In the second case (failing to teach the wisdom, knowledge, and skill), many American parents fail in that regard. Parents ought to spend much time and effort in imparting wisdom, knowledge, and skill to their children.

Solomon hated all that he had worked for. That is a blunt statement, but he wrote it in Ecclesiastes 2.  It would be more understandable if he had said he hated the work he had to do to get the stuff, but he said he hated the fruit of his labor. Still more puzzling, is his statement that he was concerned about what would happen to those things he had worked for. It seems that he hated these material possessions because he knew that they would pass from his control. Solomon was worried about the intelligence and character of the one who would come after him. Solomon was worried that the one coming after him would be not be wise. Solomon pointed out that giving a man something without his having to work for it is a negative thing.

Solomon concludes that even though he goes to bed tired, worn out from a hard day's labor, he cannot sleep. Sleep will not come because his mind refuses to rest. Why not? It could be because he has not been living righteously. It could be because he is stingy and greedy and cannot stand the thought of turning over the fruit of his labor to someone else. It could be because he has unfinished work that he is behind in, looming to greet him early the next morning. All of these may factor into the restless mind and the sleepless night. Which of us does not have such a testimony at least from time to time?

I think the real reason is revealed in verse 21. Legacy seems to be the key word. A man ultimately knows that his only real contribution to the world, his only real legacy, is in the lives he influences. Solomon has realized that he has failed in the real task at hand. He believes that he has toiled long and diligently with skill and wisdom; that part is good, but don't miss the next phrase. He says that he will give the fruit of his labor, his legacy, to one who has not labored with skill and wisdom. Now, whose fault is that? Solomon bears that responsibility. He has either failed to spend adequate time with his children, involving them in his work, or he has failed to teach them wisdom and skill and knowledge.  Each of those is wrong and the blame must be laid at the feet of Solomon.
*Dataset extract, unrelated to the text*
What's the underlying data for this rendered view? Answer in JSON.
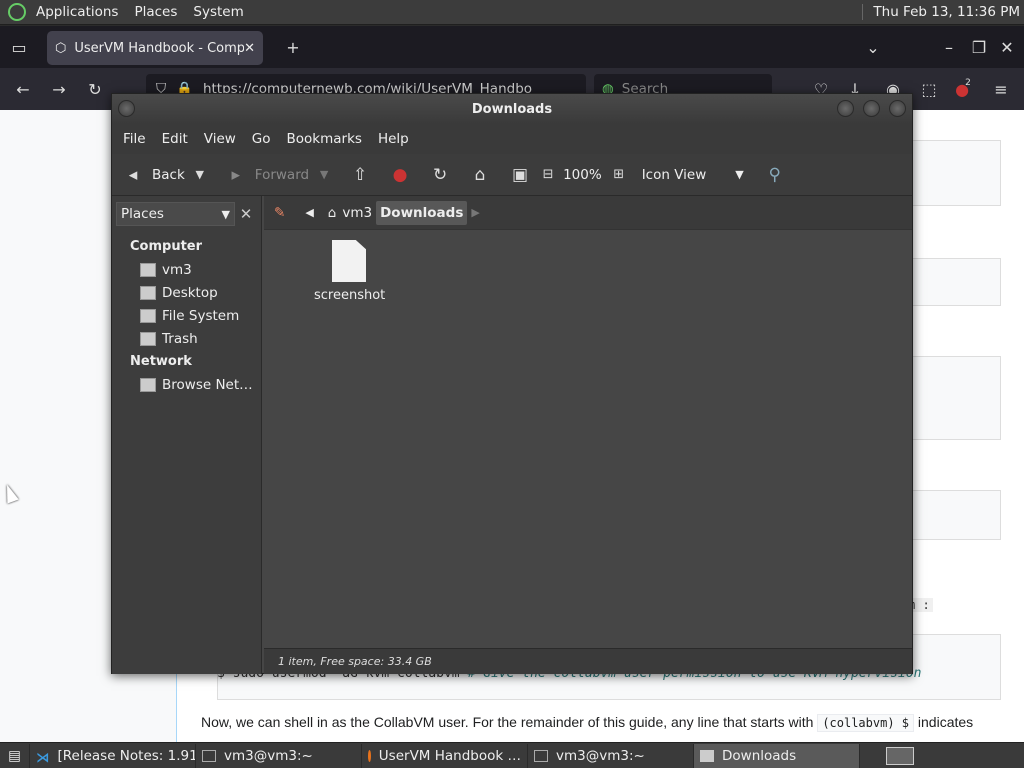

In the second case (failing to teach the wisdom, knowledge, and skill), many American parents fail in that regard. Parents ought to spend much time and effort in imparting wisdom, knowledge, and skill to their children. When I read in verse 21, Solomon lamenting the fact that he has not passed his legacy on to his children, I cannot keep from turning my thoughts to the legacy that ought to be every parent's number one concern; passing on the knowledge of God to their children. Parents ought to spend significant time and effort in ensuring that they bring their children up in the nurture and the admonition of the Lord.
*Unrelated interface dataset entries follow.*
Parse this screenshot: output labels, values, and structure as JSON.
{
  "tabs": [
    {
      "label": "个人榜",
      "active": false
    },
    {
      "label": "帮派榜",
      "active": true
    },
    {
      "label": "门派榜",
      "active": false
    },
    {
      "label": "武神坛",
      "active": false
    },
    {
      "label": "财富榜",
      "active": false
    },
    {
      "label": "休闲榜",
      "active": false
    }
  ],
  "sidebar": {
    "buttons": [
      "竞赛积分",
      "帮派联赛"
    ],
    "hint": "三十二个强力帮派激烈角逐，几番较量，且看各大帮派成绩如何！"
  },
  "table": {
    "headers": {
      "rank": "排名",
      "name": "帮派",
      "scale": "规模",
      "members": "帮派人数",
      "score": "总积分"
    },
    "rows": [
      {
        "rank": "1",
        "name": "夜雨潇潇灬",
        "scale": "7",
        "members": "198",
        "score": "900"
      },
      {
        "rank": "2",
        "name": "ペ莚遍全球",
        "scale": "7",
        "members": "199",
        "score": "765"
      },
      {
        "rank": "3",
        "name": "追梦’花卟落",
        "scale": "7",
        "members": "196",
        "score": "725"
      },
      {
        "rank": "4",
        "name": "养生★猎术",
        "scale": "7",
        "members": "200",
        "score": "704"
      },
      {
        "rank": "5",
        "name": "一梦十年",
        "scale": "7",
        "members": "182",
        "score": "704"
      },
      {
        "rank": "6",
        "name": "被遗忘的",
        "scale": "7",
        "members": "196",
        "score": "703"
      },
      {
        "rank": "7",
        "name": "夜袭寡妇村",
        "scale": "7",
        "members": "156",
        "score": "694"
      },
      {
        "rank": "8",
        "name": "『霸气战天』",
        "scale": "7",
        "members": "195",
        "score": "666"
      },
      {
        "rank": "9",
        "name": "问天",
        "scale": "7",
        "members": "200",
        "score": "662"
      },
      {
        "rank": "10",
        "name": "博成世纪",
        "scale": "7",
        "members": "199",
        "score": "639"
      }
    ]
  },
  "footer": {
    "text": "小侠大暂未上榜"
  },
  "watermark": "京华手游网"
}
By the time Solomon wrote Ecclesiastes, his opportunities had largely passed him by. He was a sad and disillusioned old man. He hated what he had gained from his labor; he declared all of life to be meaningless (until the end of the book when he acknowledged the meaning derived from living one's life for God); he could not even sleep at night. It does not have to be that way for you. Please do not wait for the end of your life as Solomon did, to discover the importance of leaving children behind who know the Lord and will work with knowledge, wisdom, and skill. It will be too late then, and sleepless nights will be your certain reward.